Kelvin Kuo-USA TODAY Sports

The SEC Network opens its football coverage this year on Thursday with a Texas A&M-South Carolina game that everyone will be watching. The Pac-12 Network kicks off its football schedule Thursday night, too, though you probably haven't heard about that heavyweight matchup of ... Utah and Idaho State.

Granted, this isn't an entirely fair apples-to-apples comparison. This will be the SEC Network's first game, and the network undoubtedly wanted to start with a bang, while the Pac-12 Network is entering its third season. However, the contrast shows why the Pac-12 Network has been somewhat of a failure since launching, while the SEC Network has the chance to thrive.

We took a look at the tape among the three major conference networks when the SEC Network launched and noted the Pac-12's tendency to put terrible games on its network as part of the reason for the almost 50 million-subscriber disparity between both networks:

Why should providers or subscribers pay for a network that doesn't show anything interesting? Why should you drop DirecTV for not having the Pac-12 Networks when you can watch all the games you care about elsewhere, then just watch USC beat down Cal at the local bar?

It's also the reason that DirecTV will go yet another season without carrying the Pac-12 Network, even though it carries the Big Ten Network and signed on for the SEC Network's inaugural year.

The way DirecTV sees it, the best football games the Pac-12 offers are already available to its customers. That's because the conference lets ESPN and Fox cherry-pick the top games each week, often just six or 12 days before kickoff. [...]

"Even though it is unwilling to invest its best games into its own channel, the conference has still established a high price for Pac-12 Networks and refuses to compromise," DirecTV spokesman Thomas Tyrer said.

Of the Pac-12 Network's five games on the league's opening weekend, all of them feature a Pac-12 team against an FCS team. Only five of the the network's 13 scheduled games through the first three weeks feature a Pac-12 team against another FBS team, while none of those scheduled matchups feature a Pac-12 team against a Power Five team, despite 30 percent of the league's non-conference games coming against Power Five opponents.

Part of this is due to the Pac-12's deals with ESPN and Fox Sports.
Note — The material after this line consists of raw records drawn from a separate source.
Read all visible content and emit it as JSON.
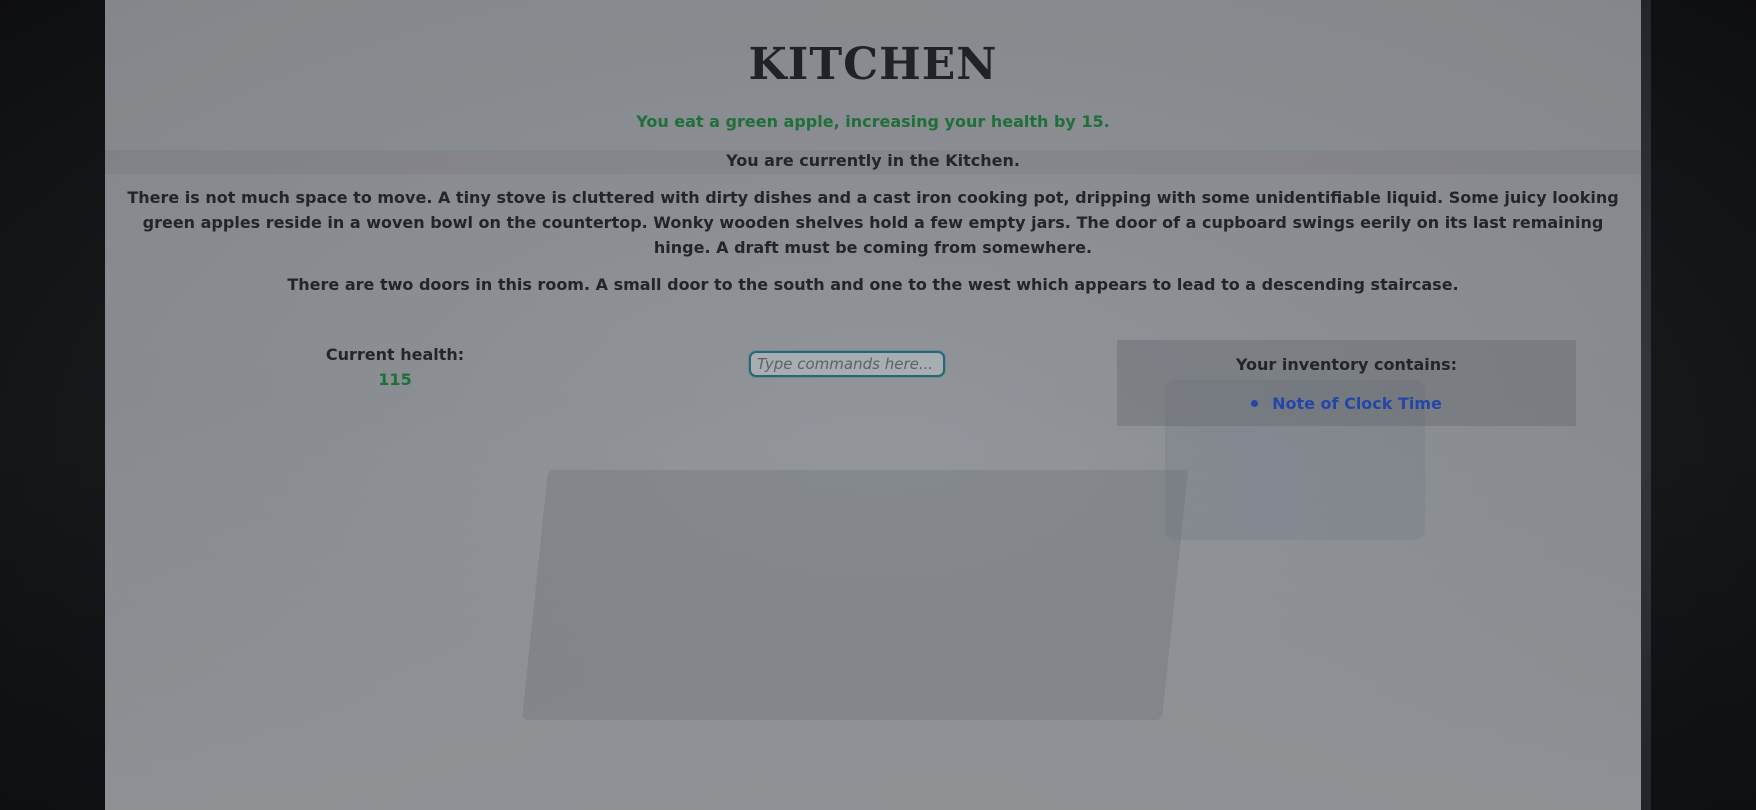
{
  "room": {
    "title": "KITCHEN",
    "event_message": "You eat a green apple, increasing your health by 15.",
    "location_message": "You are currently in the Kitchen.",
    "description": "There is not much space to move. A tiny stove is cluttered with dirty dishes and a cast iron cooking pot, dripping with some unidentifiable liquid. Some juicy looking green apples reside in a woven bowl on the countertop. Wonky wooden shelves hold a few empty jars. The door of a cupboard swings eerily on its last remaining hinge. A draft must be coming from somewhere.",
    "exits": "There are two doors in this room. A small door to the south and one to the west which appears to lead to a descending staircase."
  },
  "health": {
    "label": "Current health:",
    "value": "115"
  },
  "command_input": {
    "value": "",
    "placeholder": "Type commands here..."
  },
  "inventory": {
    "title": "Your inventory contains:",
    "items": [
      {
        "label": "Note of Clock Time"
      }
    ]
  },
  "colors": {
    "positive": "#1e6f3a",
    "item_link": "#2446a8",
    "text": "#222629",
    "input_border": "#236b74"
  }
}
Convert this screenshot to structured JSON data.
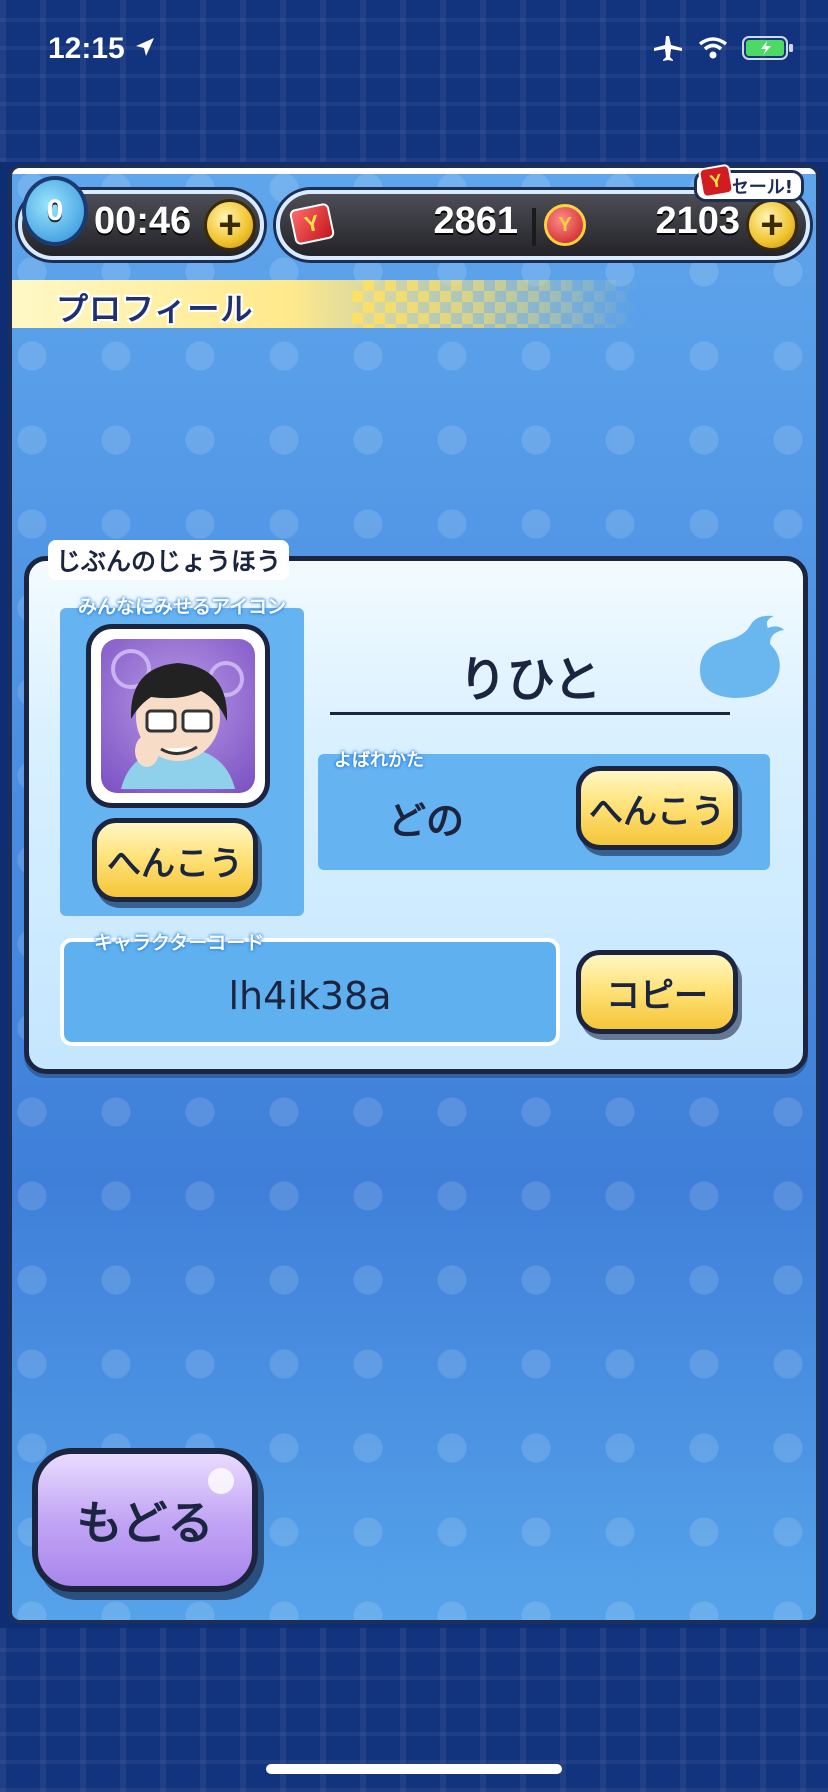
{
  "status_bar": {
    "time": "12:15"
  },
  "currency": {
    "timer_count": "0",
    "timer": "00:46",
    "ycard_amount": "2861",
    "coin_amount": "2103",
    "sale_label": "セール!"
  },
  "screen": {
    "title": "プロフィール"
  },
  "profile": {
    "section_label": "じぶんのじょうほう",
    "icon_label": "みんなにみせるアイコン",
    "icon_change_label": "へんこう",
    "name": "りひと",
    "call_label": "よばれかた",
    "call_value": "どの",
    "call_change_label": "へんこう",
    "code_label": "キャラクターコード",
    "code_value": "lh4ik38a",
    "copy_label": "コピー"
  },
  "footer": {
    "back_label": "もどる"
  },
  "colors": {
    "ink": "#1b2540",
    "panel_blue": "#4b8fe2",
    "button_yellow": "#ffe37a",
    "back_purple": "#c2a5f5"
  }
}
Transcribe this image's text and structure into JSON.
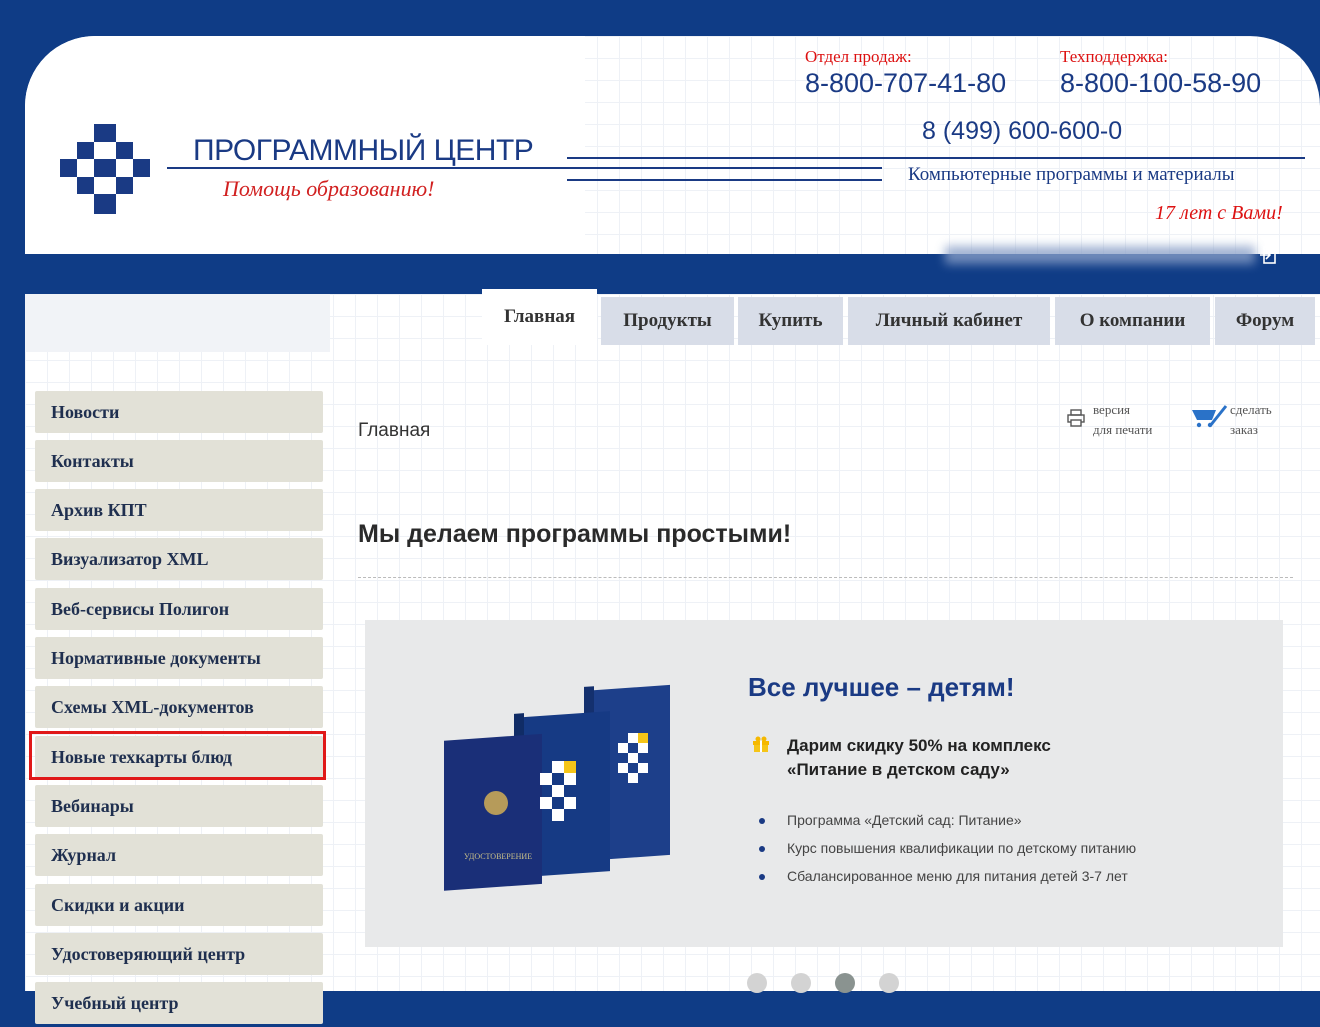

Those networks get the first pick of games as a result of their huge deals with the conference, meaning the Pac-12 has traded building its network for national exposure. There's a balance that can be achieved, as the Big Ten has proven — albeit, with only ESPN to worry about, and not Fox Sports — and the SEC will need to prove.

The ship may have sailed on the Pac-12 Network improving its viability under the current contracts, but it's something to keep in mind during the next set of negotiations. Does the Pac-12 really want its network to be a success? If so, it's going to have to find some wiggle room with ESPN and Fox Sports. If it doesn't, then the network is going to continue to lag behind the other major conference networks.